"""

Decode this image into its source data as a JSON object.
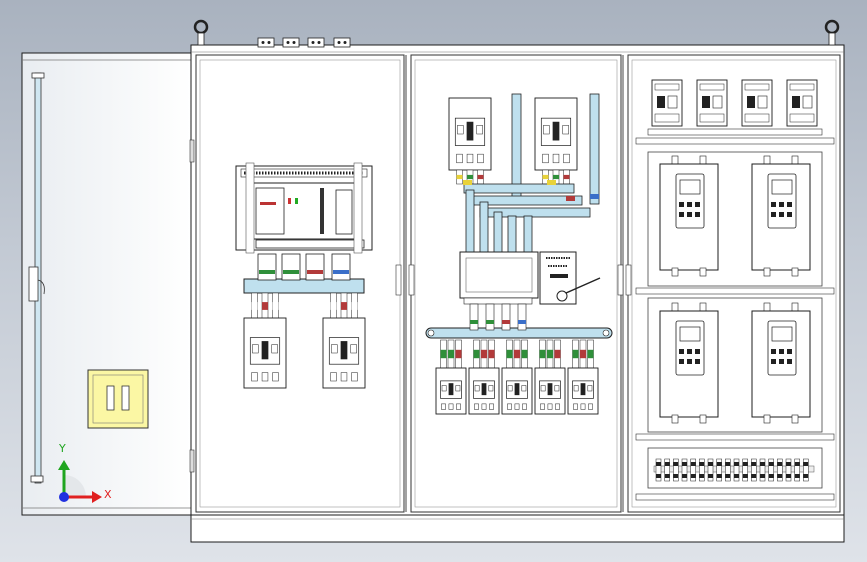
{
  "viewport": {
    "background_top": "#a9b2bf",
    "background_bottom": "#dfe3e9"
  },
  "colors": {
    "panel": "#ffffff",
    "outline": "#1c1c1c",
    "busbar": "#bfe0ee",
    "phase_yellow": "#e8d23a",
    "phase_green": "#2f8f3a",
    "phase_red": "#b23a3a",
    "phase_blue": "#3b6fc9",
    "handle": "#fbf7a4",
    "axis_x": "#e02020",
    "axis_y": "#1fa51f",
    "axis_origin": "#2030e0"
  },
  "components": {
    "lifting_eyes": [
      "lifting-eye-left",
      "lifting-eye-right"
    ],
    "roof_vents": 4,
    "left_section": {
      "main_breaker_label": "",
      "outgoing_breakers": 2
    },
    "middle_section": {
      "incoming_breakers": 2,
      "transfer_switch": "transfer-switch",
      "outgoing_breakers": 5
    },
    "right_section": {
      "top_relays": 4,
      "soft_starters": 4,
      "terminal_strip_blocks": 18
    }
  },
  "triad": {
    "x_label": "X",
    "y_label": "Y"
  }
}
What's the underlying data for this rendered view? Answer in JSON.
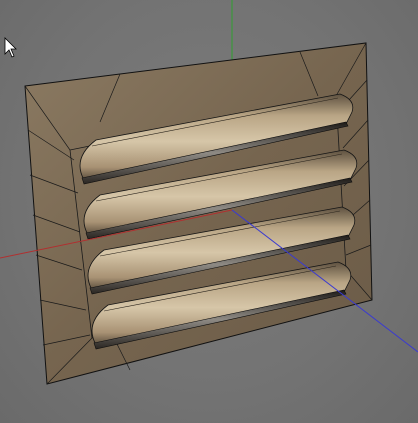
{
  "viewport": {
    "background": "#767676",
    "axis_colors": {
      "x": "#b03030",
      "y": "#2fa02f",
      "z": "#3a3ad0"
    }
  },
  "model": {
    "name_icon": "vent-grille-mesh",
    "slat_count": 4,
    "texture_colors": {
      "frame": "#7a6a55",
      "slat_light": "#cdbb9c",
      "slot_dark": "#2a2622",
      "edge": "#111111"
    }
  },
  "cursor": {
    "icon": "arrow-cursor-icon"
  }
}
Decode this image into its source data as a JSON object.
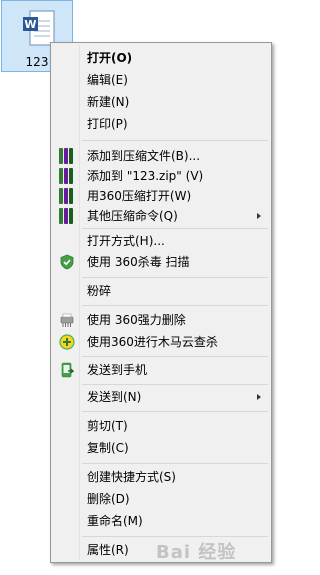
{
  "desktop": {
    "file_label": "123"
  },
  "menu": {
    "items": [
      {
        "label": "打开(O)"
      },
      {
        "label": "编辑(E)"
      },
      {
        "label": "新建(N)"
      },
      {
        "label": "打印(P)"
      },
      {
        "label": "添加到压缩文件(B)..."
      },
      {
        "label": "添加到 \"123.zip\" (V)"
      },
      {
        "label": "用360压缩打开(W)"
      },
      {
        "label": "其他压缩命令(Q)"
      },
      {
        "label": "打开方式(H)..."
      },
      {
        "label": "使用 360杀毒 扫描"
      },
      {
        "label": "粉碎"
      },
      {
        "label": "使用 360强力删除"
      },
      {
        "label": "使用360进行木马云查杀"
      },
      {
        "label": "发送到手机"
      },
      {
        "label": "发送到(N)"
      },
      {
        "label": "剪切(T)"
      },
      {
        "label": "复制(C)"
      },
      {
        "label": "创建快捷方式(S)"
      },
      {
        "label": "删除(D)"
      },
      {
        "label": "重命名(M)"
      },
      {
        "label": "属性(R)"
      }
    ]
  },
  "watermark": "Bai 经验",
  "colors": {
    "menu_bg": "#f0f0f0",
    "selection": "#cfe5f8",
    "archive_green": "#2e7d32",
    "archive_purple": "#6a1b9a"
  }
}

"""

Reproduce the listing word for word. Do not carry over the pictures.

Decode this image into its source data as a JSON object.
{
  "viewport": {
    "background_top": "#a9b2bf",
    "background_bottom": "#dfe3e9"
  },
  "colors": {
    "panel": "#ffffff",
    "outline": "#1c1c1c",
    "busbar": "#bfe0ee",
    "phase_yellow": "#e8d23a",
    "phase_green": "#2f8f3a",
    "phase_red": "#b23a3a",
    "phase_blue": "#3b6fc9",
    "handle": "#fbf7a4",
    "axis_x": "#e02020",
    "axis_y": "#1fa51f",
    "axis_origin": "#2030e0"
  },
  "components": {
    "lifting_eyes": [
      "lifting-eye-left",
      "lifting-eye-right"
    ],
    "roof_vents": 4,
    "left_section": {
      "main_breaker_label": "",
      "outgoing_breakers": 2
    },
    "middle_section": {
      "incoming_breakers": 2,
      "transfer_switch": "transfer-switch",
      "outgoing_breakers": 5
    },
    "right_section": {
      "top_relays": 4,
      "soft_starters": 4,
      "terminal_strip_blocks": 18
    }
  },
  "triad": {
    "x_label": "X",
    "y_label": "Y"
  }
}
What's the underlying data for this rendered view? Answer in JSON.
{
  "viewport": {
    "background": "#767676",
    "axis_colors": {
      "x": "#b03030",
      "y": "#2fa02f",
      "z": "#3a3ad0"
    }
  },
  "model": {
    "name_icon": "vent-grille-mesh",
    "slat_count": 4,
    "texture_colors": {
      "frame": "#7a6a55",
      "slat_light": "#cdbb9c",
      "slot_dark": "#2a2622",
      "edge": "#111111"
    }
  },
  "cursor": {
    "icon": "arrow-cursor-icon"
  }
}
Decode this image into its source data as a JSON object.
{
  "desktop": {
    "file_label": "123"
  },
  "menu": {
    "items": [
      {
        "label": "打开(O)"
      },
      {
        "label": "编辑(E)"
      },
      {
        "label": "新建(N)"
      },
      {
        "label": "打印(P)"
      },
      {
        "label": "添加到压缩文件(B)..."
      },
      {
        "label": "添加到 \"123.zip\" (V)"
      },
      {
        "label": "用360压缩打开(W)"
      },
      {
        "label": "其他压缩命令(Q)"
      },
      {
        "label": "打开方式(H)..."
      },
      {
        "label": "使用 360杀毒 扫描"
      },
      {
        "label": "粉碎"
      },
      {
        "label": "使用 360强力删除"
      },
      {
        "label": "使用360进行木马云查杀"
      },
      {
        "label": "发送到手机"
      },
      {
        "label": "发送到(N)"
      },
      {
        "label": "剪切(T)"
      },
      {
        "label": "复制(C)"
      },
      {
        "label": "创建快捷方式(S)"
      },
      {
        "label": "删除(D)"
      },
      {
        "label": "重命名(M)"
      },
      {
        "label": "属性(R)"
      }
    ]
  },
  "watermark": "Bai 经验",
  "colors": {
    "menu_bg": "#f0f0f0",
    "selection": "#cfe5f8",
    "archive_green": "#2e7d32",
    "archive_purple": "#6a1b9a"
  }
}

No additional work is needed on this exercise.